(Dataset entries)

____________

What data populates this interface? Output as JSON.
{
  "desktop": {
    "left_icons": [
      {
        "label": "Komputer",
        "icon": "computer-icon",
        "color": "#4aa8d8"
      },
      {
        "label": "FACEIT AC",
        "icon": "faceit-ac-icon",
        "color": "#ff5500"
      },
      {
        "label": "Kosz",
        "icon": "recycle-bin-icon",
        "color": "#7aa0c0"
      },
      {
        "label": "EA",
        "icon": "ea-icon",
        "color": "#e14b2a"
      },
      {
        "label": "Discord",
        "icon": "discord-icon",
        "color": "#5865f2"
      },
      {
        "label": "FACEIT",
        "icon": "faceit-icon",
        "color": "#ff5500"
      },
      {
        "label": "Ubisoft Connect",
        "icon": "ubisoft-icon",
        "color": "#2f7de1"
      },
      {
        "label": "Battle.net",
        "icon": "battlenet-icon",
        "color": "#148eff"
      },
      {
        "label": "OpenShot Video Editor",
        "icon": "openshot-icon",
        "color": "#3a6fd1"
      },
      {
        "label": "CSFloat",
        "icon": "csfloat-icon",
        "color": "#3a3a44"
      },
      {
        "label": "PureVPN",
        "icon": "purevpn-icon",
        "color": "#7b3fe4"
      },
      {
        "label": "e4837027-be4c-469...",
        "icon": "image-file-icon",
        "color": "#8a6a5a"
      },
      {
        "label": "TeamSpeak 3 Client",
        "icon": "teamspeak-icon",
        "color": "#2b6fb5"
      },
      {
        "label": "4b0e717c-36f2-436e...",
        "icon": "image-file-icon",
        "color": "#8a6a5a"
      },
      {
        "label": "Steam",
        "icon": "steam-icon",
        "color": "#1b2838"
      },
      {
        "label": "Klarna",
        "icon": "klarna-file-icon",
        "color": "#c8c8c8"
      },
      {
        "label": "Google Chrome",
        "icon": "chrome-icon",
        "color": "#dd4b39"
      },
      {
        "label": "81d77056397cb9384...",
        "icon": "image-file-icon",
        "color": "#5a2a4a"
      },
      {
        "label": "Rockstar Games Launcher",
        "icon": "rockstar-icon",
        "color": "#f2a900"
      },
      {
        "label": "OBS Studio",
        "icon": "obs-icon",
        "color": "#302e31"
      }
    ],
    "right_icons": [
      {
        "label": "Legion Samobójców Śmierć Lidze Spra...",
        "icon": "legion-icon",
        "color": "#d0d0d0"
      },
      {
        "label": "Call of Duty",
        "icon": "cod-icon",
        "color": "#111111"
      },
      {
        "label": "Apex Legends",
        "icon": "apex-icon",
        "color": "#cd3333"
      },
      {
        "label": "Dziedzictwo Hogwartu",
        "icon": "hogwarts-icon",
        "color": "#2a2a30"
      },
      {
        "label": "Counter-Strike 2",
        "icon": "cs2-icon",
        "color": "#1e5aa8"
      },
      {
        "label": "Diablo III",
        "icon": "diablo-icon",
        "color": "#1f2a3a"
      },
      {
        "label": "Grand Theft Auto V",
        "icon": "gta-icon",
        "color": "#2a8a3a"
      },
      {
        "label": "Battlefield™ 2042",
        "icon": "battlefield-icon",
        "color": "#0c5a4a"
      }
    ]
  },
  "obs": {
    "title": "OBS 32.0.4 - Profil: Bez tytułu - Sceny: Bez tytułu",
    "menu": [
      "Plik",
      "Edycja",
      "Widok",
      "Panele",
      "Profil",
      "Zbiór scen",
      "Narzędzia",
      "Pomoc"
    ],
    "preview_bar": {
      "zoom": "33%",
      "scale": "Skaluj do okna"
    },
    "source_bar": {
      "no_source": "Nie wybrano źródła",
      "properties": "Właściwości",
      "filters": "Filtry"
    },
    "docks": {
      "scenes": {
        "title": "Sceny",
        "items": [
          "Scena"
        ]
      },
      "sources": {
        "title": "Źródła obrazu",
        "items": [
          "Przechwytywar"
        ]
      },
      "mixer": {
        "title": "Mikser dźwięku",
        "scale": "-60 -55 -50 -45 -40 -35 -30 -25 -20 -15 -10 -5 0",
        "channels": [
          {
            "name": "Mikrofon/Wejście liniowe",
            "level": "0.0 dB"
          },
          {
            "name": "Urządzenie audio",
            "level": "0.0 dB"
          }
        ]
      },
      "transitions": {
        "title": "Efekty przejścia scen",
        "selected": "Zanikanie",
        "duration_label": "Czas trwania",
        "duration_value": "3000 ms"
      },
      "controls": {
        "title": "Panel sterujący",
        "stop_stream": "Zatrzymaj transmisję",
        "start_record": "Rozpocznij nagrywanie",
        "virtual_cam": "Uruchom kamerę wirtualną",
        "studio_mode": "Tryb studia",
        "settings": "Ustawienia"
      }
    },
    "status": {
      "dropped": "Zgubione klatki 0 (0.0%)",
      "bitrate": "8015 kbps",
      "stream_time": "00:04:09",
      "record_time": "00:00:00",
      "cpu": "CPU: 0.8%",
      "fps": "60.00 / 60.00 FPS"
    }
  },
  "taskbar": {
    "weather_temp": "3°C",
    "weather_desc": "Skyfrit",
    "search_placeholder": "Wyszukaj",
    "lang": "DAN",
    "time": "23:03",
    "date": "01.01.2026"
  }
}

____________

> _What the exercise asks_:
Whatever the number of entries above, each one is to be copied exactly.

> _Exercise solution_:
What data populates this interface? Output as JSON.
{
  "desktop": {
    "left_icons": [
      {
        "label": "Komputer",
        "icon": "computer-icon",
        "color": "#4aa8d8"
      },
      {
        "label": "FACEIT AC",
        "icon": "faceit-ac-icon",
        "color": "#ff5500"
      },
      {
        "label": "Kosz",
        "icon": "recycle-bin-icon",
        "color": "#7aa0c0"
      },
      {
        "label": "EA",
        "icon": "ea-icon",
        "color": "#e14b2a"
      },
      {
        "label": "Discord",
        "icon": "discord-icon",
        "color": "#5865f2"
      },
      {
        "label": "FACEIT",
        "icon": "faceit-icon",
        "color": "#ff5500"
      },
      {
        "label": "Ubisoft Connect",
        "icon": "ubisoft-icon",
        "color": "#2f7de1"
      },
      {
        "label": "Battle.net",
        "icon": "battlenet-icon",
        "color": "#148eff"
      },
      {
        "label": "OpenShot Video Editor",
        "icon": "openshot-icon",
        "color": "#3a6fd1"
      },
      {
        "label": "CSFloat",
        "icon": "csfloat-icon",
        "color": "#3a3a44"
      },
      {
        "label": "PureVPN",
        "icon": "purevpn-icon",
        "color": "#7b3fe4"
      },
      {
        "label": "e4837027-be4c-469...",
        "icon": "image-file-icon",
        "color": "#8a6a5a"
      },
      {
        "label": "TeamSpeak 3 Client",
        "icon": "teamspeak-icon",
        "color": "#2b6fb5"
      },
      {
        "label": "4b0e717c-36f2-436e...",
        "icon": "image-file-icon",
        "color": "#8a6a5a"
      },
      {
        "label": "Steam",
        "icon": "steam-icon",
        "color": "#1b2838"
      },
      {
        "label": "Klarna",
        "icon": "klarna-file-icon",
        "color": "#c8c8c8"
      },
      {
        "label": "Google Chrome",
        "icon": "chrome-icon",
        "color": "#dd4b39"
      },
      {
        "label": "81d77056397cb9384...",
        "icon": "image-file-icon",
        "color": "#5a2a4a"
      },
      {
        "label": "Rockstar Games Launcher",
        "icon": "rockstar-icon",
        "color": "#f2a900"
      },
      {
        "label": "OBS Studio",
        "icon": "obs-icon",
        "color": "#302e31"
      }
    ],
    "right_icons": [
      {
        "label": "Legion Samobójców Śmierć Lidze Spra...",
        "icon": "legion-icon",
        "color": "#d0d0d0"
      },
      {
        "label": "Call of Duty",
        "icon": "cod-icon",
        "color": "#111111"
      },
      {
        "label": "Apex Legends",
        "icon": "apex-icon",
        "color": "#cd3333"
      },
      {
        "label": "Dziedzictwo Hogwartu",
        "icon": "hogwarts-icon",
        "color": "#2a2a30"
      },
      {
        "label": "Counter-Strike 2",
        "icon": "cs2-icon",
        "color": "#1e5aa8"
      },
      {
        "label": "Diablo III",
        "icon": "diablo-icon",
        "color": "#1f2a3a"
      },
      {
        "label": "Grand Theft Auto V",
        "icon": "gta-icon",
        "color": "#2a8a3a"
      },
      {
        "label": "Battlefield™ 2042",
        "icon": "battlefield-icon",
        "color": "#0c5a4a"
      }
    ]
  },
  "obs": {
    "title": "OBS 32.0.4 - Profil: Bez tytułu - Sceny: Bez tytułu",
    "menu": [
      "Plik",
      "Edycja",
      "Widok",
      "Panele",
      "Profil",
      "Zbiór scen",
      "Narzędzia",
      "Pomoc"
    ],
    "preview_bar": {
      "zoom": "33%",
      "scale": "Skaluj do okna"
    },
    "source_bar": {
      "no_source": "Nie wybrano źródła",
      "properties": "Właściwości",
      "filters": "Filtry"
    },
    "docks": {
      "scenes": {
        "title": "Sceny",
        "items": [
          "Scena"
        ]
      },
      "sources": {
        "title": "Źródła obrazu",
        "items": [
          "Przechwytywar"
        ]
      },
      "mixer": {
        "title": "Mikser dźwięku",
        "scale": "-60 -55 -50 -45 -40 -35 -30 -25 -20 -15 -10 -5 0",
        "channels": [
          {
            "name": "Mikrofon/Wejście liniowe",
            "level": "0.0 dB"
          },
          {
            "name": "Urządzenie audio",
            "level": "0.0 dB"
          }
        ]
      },
      "transitions": {
        "title": "Efekty przejścia scen",
        "selected": "Zanikanie",
        "duration_label": "Czas trwania",
        "duration_value": "3000 ms"
      },
      "controls": {
        "title": "Panel sterujący",
        "stop_stream": "Zatrzymaj transmisję",
        "start_record": "Rozpocznij nagrywanie",
        "virtual_cam": "Uruchom kamerę wirtualną",
        "studio_mode": "Tryb studia",
        "settings": "Ustawienia"
      }
    },
    "status": {
      "dropped": "Zgubione klatki 0 (0.0%)",
      "bitrate": "8015 kbps",
      "stream_time": "00:04:09",
      "record_time": "00:00:00",
      "cpu": "CPU: 0.8%",
      "fps": "60.00 / 60.00 FPS"
    }
  },
  "taskbar": {
    "weather_temp": "3°C",
    "weather_desc": "Skyfrit",
    "search_placeholder": "Wyszukaj",
    "lang": "DAN",
    "time": "23:03",
    "date": "01.01.2026"
  }
}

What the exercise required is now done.